Teacher prompts: “In what ways does globalization increase the need for us to learn about the belief traditions of others?” “How does a study of history show us the importance of understanding diverse belief traditions?” Evaluate the influence of prejudice on public perceptions of the practices of various religious institutions and belief traditions (e.g., common public perceptions and misconceptions related to wearing the kirpan, jihad, proselytism, First Nations’ use of tobacco and sweetgrass)
These courses also examine critical issues facing world religions and their adherents today.
In this short film, a 17-year-old girl refuses medical treatment that will prolong her life due to religious convictions. Her decision remains firm despite the pleas of her physician, who begins to question who has the right to determine a person's life or death.
A group of Syrian women, refugees recently resettled in Canada, are negotiating life in their new home. They have some questions. Directed by Ann Marie Fleming, one of the original FFM filmmakers.
Sharia in Canada is a 2-part documentary series that delves into the debate over Islamic tribunals in Ontario.
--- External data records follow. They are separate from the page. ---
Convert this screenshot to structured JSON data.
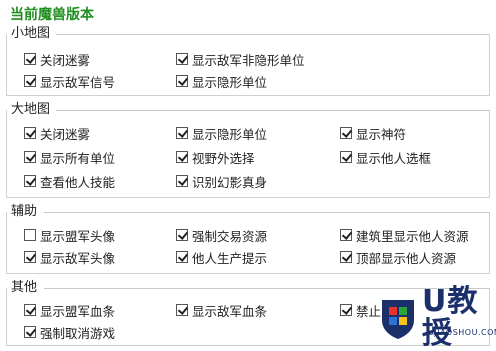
{
  "title": "当前魔兽版本",
  "groups": [
    {
      "label": "小地图",
      "items": [
        {
          "label": "关闭迷雾",
          "checked": true
        },
        {
          "label": "显示敌军非隐形单位",
          "checked": true
        },
        {
          "label": "显示敌军信号",
          "checked": true
        },
        {
          "label": "显示隐形单位",
          "checked": true
        }
      ]
    },
    {
      "label": "大地图",
      "items": [
        {
          "label": "关闭迷雾",
          "checked": true
        },
        {
          "label": "显示隐形单位",
          "checked": true
        },
        {
          "label": "显示神符",
          "checked": true
        },
        {
          "label": "显示所有单位",
          "checked": true
        },
        {
          "label": "视野外选择",
          "checked": true
        },
        {
          "label": "显示他人选框",
          "checked": true
        },
        {
          "label": "查看他人技能",
          "checked": true
        },
        {
          "label": "识别幻影真身",
          "checked": true
        }
      ]
    },
    {
      "label": "辅助",
      "items": [
        {
          "label": "显示盟军头像",
          "checked": false
        },
        {
          "label": "强制交易资源",
          "checked": true
        },
        {
          "label": "建筑里显示他人资源",
          "checked": true
        },
        {
          "label": "显示敌军头像",
          "checked": true
        },
        {
          "label": "他人生产提示",
          "checked": true
        },
        {
          "label": "顶部显示他人资源",
          "checked": true
        }
      ]
    },
    {
      "label": "其他",
      "items": [
        {
          "label": "显示盟军血条",
          "checked": true
        },
        {
          "label": "显示敌军血条",
          "checked": true
        },
        {
          "label": "禁止",
          "checked": true
        },
        {
          "label": "强制取消游戏",
          "checked": true
        }
      ]
    }
  ],
  "watermark": {
    "main": "U教授",
    "sub": "UJIAOSHOU.COM",
    "colors": {
      "shield": "#1b2f6b",
      "accent": "#e8312a",
      "green": "#2aa53a",
      "yellow": "#f4c21b",
      "blue": "#2a74d6"
    }
  }
}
In December 2004, the Boyd Report recommended that Ontario authorize Islamic tribunals based on the sharia, a system of justice directly inspired by the Koran. In September 2005, however, Ontario premier Dalton McGuinty banned all religious arbitration, whether Muslim, Jewish or Christian. Over those 10 months, a heated debate played out across the country and revealed the contradictions of multiculturalism. Sharia in Canada seeks to illustrate this debate by drawing upon a cross-section of opinions and, in particular, the views of Muslim women.
Teacher prompts: “How does the reference to God in the Canadian national anthem reflect the values of a multicultural society?” “How do Remembrance Day ceremonies employ and reflect elements of religious ritual?”
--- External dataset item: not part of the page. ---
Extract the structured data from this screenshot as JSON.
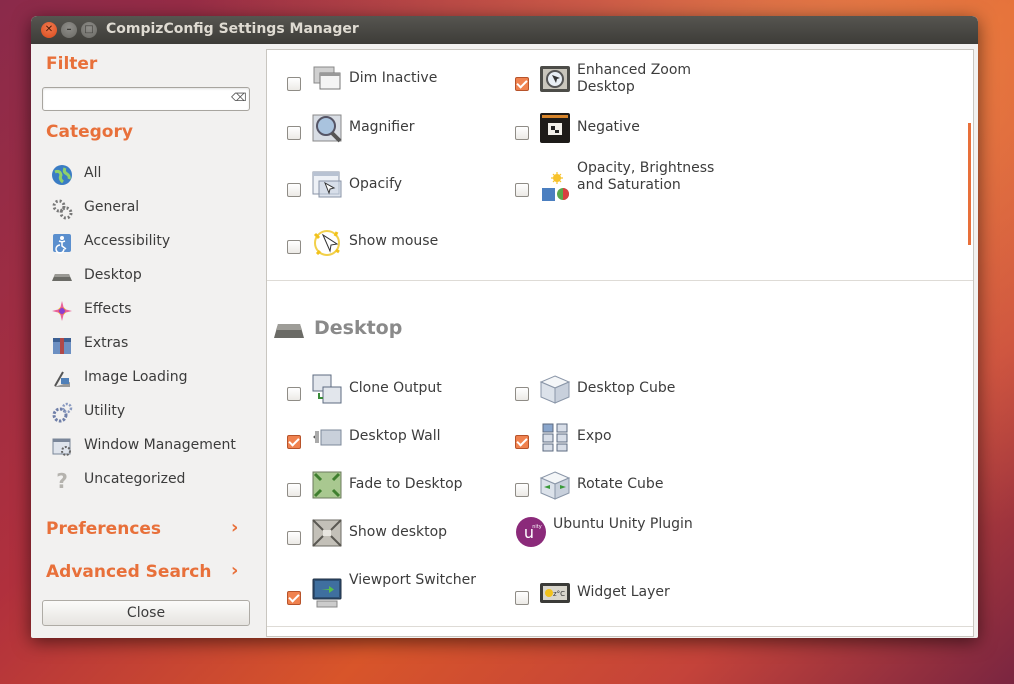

Key Terms: influence of prejudice , public perceptions , practices ,religious institutions,belief traditions (e.g., common public perceptions and misconceptions related to wearing the kirpan, jihad, proselytism, First Nations’ use of tobacco and sweetgrass)
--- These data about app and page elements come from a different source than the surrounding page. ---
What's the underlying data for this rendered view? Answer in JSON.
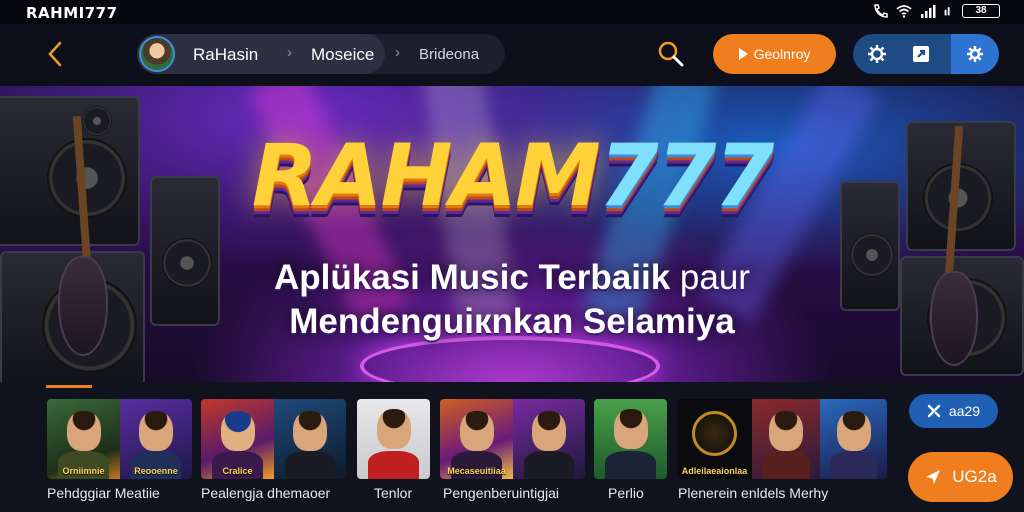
{
  "status": {
    "app_title": "RAHMI777",
    "battery": "38",
    "icons": [
      "phone-icon",
      "wifi-icon",
      "signal-icon",
      "signal-icon",
      "battery-icon"
    ]
  },
  "header": {
    "back_icon": "chevron-left-icon",
    "breadcrumbs": [
      {
        "label": "RaHasin"
      },
      {
        "label": "Moseice"
      },
      {
        "label": "Brideona"
      }
    ],
    "search_icon": "search-icon",
    "play_button_label": "Geolnroy",
    "tools": [
      "settings-icon",
      "share-icon",
      "gear-icon"
    ]
  },
  "banner": {
    "logo_text": "RAHAM",
    "logo_number": "777",
    "tagline_line1_main": "Aplükasi Music Terbaiik",
    "tagline_line1_tail": "paur",
    "tagline_line2": "Mendenguiкnkan Selamiya"
  },
  "carousel": {
    "progress": 0.05,
    "cards": [
      {
        "label": "Pehdggiar Meatiie",
        "captions": [
          "Orniimnie",
          "Reooenne"
        ]
      },
      {
        "label": "Pealengja dhemaoer",
        "captions": [
          "Cralice",
          ""
        ]
      },
      {
        "label": "Tenlor",
        "captions": [
          ""
        ]
      },
      {
        "label": "Pengenberuintigjai",
        "captions": [
          "Mecaseuitiiaa",
          ""
        ]
      },
      {
        "label": "Perlio",
        "captions": [
          ""
        ]
      },
      {
        "label": "Plenerein enldels Merhy",
        "captions": [
          "Adleilaeaionlaa",
          ""
        ]
      }
    ],
    "side_button_label": "aa29",
    "fab_label": "UG2a"
  },
  "colors": {
    "accent": "#f07d1e",
    "primary_blue": "#2f74d0",
    "background": "#0d0f1a"
  }
}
Learn to use a variety of sources:
Locate a variety of primary sources
(e.g., interviews, observations, surveys, questionnaires, original documents in print or other media – film, photographs, songs, advertisements, sacred texts) and/or secondary sources (e.g., book reviews, textbooks, websites, brochures, newspaper articles) .
Useful search terms:
Traditions: Buddhism, Christianity, Confucianism, Hinduism, Islam, Judaism, Taoism, African Religions, Folk Religions; New Religions
Subjects: ; human culture and society; church history, missions, comparative religion, world religions and religious studies; theology global;diversity.
Start planning your assignment, with this handy
Research Template! Research Template
Analyse the ways in which popular culture uses traditional symbols, ideas, and other elements associated with various religions and belief traditions (e.g., the use of dream catchers and crucifixes as decorative objects or fashion accessories, the use of sacred Hindu symbols in tattoos) Teacher prompts: “Why might the use of a dream catcher as a decorative item offend First Nation people?” “Why might it be inappropriate for movie stars and popular musicians to use the crucifix as a fashion accessory?” “What are the positive and negative effects of the commercialization of yoga and of Hindu symbols and practices?”